  • Ayrshires are red-and-white.
  • The red can range from light to mahogany to almost black.
  • The red is contained in small, jagged spots.
  • The number of spots can range from a few, as shown in the cow below, to covering the whole cow.
  • Ayrshires also have a long, straight face.
  • They have a wedgy body shape underneath, with a long, level back (or topline).
  • The Ayrshire is a practical breed because it consistently produces a fairly rich milk under almost any conditions.
  • Ayrshires have excellent grazing ability and can adapt to a wide variety of weather conditions.
  • The Ayrshire breed started in the southwest Scottish shire of Ayr.
  • The original cattle were probably scrub and Teeswater cattle.
  • Over time other cows were introduced.
  • By the end of the 1700s, the Ayrshire's characteristics were almost those of the modern Ayrshire.
  • The breed was formally recognized in 1814.
  • The first Ayrshires were imported into Connecticut in the late 1800s.

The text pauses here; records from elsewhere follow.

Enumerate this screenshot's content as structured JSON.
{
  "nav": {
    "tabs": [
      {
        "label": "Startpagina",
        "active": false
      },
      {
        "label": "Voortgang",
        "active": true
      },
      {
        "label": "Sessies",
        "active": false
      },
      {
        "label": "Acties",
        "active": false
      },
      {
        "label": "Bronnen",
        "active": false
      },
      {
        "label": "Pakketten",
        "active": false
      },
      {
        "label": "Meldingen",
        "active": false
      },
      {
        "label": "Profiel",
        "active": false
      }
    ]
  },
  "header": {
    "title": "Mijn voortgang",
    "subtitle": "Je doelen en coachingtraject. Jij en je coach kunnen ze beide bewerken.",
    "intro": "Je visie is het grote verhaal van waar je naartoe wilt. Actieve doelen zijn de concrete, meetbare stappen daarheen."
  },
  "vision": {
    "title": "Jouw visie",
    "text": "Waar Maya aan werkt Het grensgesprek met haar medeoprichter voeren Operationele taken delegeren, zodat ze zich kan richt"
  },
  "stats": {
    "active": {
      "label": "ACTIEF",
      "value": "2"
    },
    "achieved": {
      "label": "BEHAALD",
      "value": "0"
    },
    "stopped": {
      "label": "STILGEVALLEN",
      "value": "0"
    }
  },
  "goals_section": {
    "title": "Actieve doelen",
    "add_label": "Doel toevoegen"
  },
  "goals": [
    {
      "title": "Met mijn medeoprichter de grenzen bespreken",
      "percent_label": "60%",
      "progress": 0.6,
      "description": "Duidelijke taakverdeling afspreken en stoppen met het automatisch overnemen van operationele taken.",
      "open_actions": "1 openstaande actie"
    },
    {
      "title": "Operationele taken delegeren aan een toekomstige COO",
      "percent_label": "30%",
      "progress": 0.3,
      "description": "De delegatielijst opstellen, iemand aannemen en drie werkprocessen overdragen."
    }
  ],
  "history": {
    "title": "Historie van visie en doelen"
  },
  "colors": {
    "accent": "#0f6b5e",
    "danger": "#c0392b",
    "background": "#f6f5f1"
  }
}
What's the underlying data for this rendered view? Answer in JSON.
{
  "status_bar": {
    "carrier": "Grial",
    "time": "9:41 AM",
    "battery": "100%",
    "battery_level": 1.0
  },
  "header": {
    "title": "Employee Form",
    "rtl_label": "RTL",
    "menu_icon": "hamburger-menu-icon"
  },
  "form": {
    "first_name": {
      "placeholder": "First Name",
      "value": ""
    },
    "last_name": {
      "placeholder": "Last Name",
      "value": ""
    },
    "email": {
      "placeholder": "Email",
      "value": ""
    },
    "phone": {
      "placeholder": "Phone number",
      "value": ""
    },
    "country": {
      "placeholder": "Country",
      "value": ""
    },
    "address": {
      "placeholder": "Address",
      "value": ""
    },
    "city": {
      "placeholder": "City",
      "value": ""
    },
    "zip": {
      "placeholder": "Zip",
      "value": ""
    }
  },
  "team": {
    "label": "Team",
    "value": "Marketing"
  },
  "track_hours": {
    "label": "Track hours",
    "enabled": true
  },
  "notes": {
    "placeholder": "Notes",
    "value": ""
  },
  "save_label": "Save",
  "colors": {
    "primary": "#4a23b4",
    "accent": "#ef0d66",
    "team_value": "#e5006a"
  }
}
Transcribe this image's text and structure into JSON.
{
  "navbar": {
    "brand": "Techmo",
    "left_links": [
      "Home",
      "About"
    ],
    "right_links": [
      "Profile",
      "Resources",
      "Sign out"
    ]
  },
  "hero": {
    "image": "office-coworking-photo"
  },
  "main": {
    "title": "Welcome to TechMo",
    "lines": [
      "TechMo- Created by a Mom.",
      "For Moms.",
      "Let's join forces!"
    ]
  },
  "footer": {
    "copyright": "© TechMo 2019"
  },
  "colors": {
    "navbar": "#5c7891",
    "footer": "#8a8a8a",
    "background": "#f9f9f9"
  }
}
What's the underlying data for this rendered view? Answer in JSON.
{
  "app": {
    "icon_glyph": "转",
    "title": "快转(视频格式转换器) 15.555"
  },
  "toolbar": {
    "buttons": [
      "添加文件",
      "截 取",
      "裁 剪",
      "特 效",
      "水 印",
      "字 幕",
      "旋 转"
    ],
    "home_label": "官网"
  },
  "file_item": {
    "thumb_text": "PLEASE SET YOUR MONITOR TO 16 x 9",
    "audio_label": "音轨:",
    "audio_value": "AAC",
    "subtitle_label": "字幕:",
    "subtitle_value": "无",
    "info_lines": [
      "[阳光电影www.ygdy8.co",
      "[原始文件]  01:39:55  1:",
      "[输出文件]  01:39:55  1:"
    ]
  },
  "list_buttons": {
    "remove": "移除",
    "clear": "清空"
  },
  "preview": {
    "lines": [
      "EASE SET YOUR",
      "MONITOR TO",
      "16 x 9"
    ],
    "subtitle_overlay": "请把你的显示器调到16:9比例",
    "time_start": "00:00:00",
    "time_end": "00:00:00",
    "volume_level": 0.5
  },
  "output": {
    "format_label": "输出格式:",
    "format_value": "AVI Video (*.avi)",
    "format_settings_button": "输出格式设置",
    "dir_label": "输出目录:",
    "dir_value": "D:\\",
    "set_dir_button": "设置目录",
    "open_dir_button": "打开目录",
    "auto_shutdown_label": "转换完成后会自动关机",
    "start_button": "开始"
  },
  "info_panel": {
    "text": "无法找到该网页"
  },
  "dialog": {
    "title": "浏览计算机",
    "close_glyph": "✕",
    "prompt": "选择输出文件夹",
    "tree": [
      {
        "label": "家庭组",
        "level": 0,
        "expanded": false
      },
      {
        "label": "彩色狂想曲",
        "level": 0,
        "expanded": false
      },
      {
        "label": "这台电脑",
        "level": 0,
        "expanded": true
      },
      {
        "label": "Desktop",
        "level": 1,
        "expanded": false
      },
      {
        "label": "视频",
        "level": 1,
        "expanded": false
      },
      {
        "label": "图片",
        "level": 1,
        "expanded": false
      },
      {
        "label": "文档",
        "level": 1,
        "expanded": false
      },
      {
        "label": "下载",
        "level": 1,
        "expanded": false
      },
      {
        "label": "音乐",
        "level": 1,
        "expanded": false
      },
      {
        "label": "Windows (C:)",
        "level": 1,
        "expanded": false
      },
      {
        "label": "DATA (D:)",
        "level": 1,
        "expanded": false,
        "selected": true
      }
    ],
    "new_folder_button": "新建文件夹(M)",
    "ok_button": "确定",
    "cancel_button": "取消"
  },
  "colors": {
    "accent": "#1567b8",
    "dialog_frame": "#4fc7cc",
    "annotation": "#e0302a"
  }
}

Source: A Field Guide to Cows , by John Pukite, Falcon Press, Helena, Montana, pp. 58-58.
Photo from Forest Park.